Six people have stepped up to run and today, the frontrunners were throwing and ducking jabs. Eric Jackson, who most see as leading the race, is a former DPW director and ran the water department under Tony Mack. One of his opponents, Jim Golden, a former public safety director under a previous administration, tried to tie Jackson to the Mack days but found his own record questioned by reporters.

“Did Eric Jackson support Tony Mack in the runoff for mayor in 2010? Yes! Did Eric Jackson hold a job in under the Tony Mack administration? Yes! It’s factual,” declared Golden. But when a reporter pointed out that the violent crime rate rose while Golden was police director, Golden got defensive. “It did not rise to the degree that has been spun by my opponents,” he snapped.

Jackson responded by saying that those who connect him to Mack are attempting to distract from talking about real issues, like crime.
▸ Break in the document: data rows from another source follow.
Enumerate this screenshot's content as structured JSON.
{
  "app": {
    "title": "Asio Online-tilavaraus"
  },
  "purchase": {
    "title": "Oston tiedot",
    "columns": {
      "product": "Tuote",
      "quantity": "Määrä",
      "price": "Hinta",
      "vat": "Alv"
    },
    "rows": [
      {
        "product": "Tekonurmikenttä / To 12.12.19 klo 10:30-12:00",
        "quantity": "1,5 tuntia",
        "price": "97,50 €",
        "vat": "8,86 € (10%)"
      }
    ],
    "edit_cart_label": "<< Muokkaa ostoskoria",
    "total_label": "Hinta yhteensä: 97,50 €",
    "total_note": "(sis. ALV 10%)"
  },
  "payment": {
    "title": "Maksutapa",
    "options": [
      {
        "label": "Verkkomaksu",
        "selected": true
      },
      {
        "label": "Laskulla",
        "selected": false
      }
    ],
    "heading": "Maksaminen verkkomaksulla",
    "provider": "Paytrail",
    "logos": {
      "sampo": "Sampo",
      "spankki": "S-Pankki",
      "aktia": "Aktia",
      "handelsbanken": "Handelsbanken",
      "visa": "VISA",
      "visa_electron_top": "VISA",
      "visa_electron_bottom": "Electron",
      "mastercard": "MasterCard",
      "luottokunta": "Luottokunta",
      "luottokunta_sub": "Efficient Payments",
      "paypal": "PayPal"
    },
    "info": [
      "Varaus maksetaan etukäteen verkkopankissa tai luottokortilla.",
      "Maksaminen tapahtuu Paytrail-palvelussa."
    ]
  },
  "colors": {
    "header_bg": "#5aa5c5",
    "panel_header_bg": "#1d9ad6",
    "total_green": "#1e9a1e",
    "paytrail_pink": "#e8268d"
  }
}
There’s too much of it. And jobs, there are too few of them.

“I didn’t believe in the value sets the former administration had,” he said. “I didn’t have anything to do with the issues that they had. People who know Eric Jackson know my character, which I stand on,” he said.

Walker Worthy Jr. is the deputy county clerk and the choice of the county political apparatus. He has led the charge against Jackson, highlighting Jackson’s personal financial difficulties, including a bankruptcy, suggesting that those — and Jackson’s support of Mack — equal business as usual.

“I have watched as many others have as corruption just goes through City Hall,” he said. “Without good government and without cleaning the corruption, we cannot move forward in Trenton.”

Trentonian columnist L.A. Parker says this six-person race has boiled down to who can make it into a runoff. “The real goal is to finish second and then talk to other people see if they’ll join your bandwagon but Eric’s leading and that’s why people are attacking Eric Jackson. Walker Worthy attacks Eric Jackson. Jim Golden attacks Eric Jackson,” he said.

There is plenty to be down about in this city. The problems of crime and economic insecurity are deep rooted, but when you talk to enough people you get a genuine sense of hopefulness, that things might someday actually get better. Now all they need is a mayor who can justify their optimism.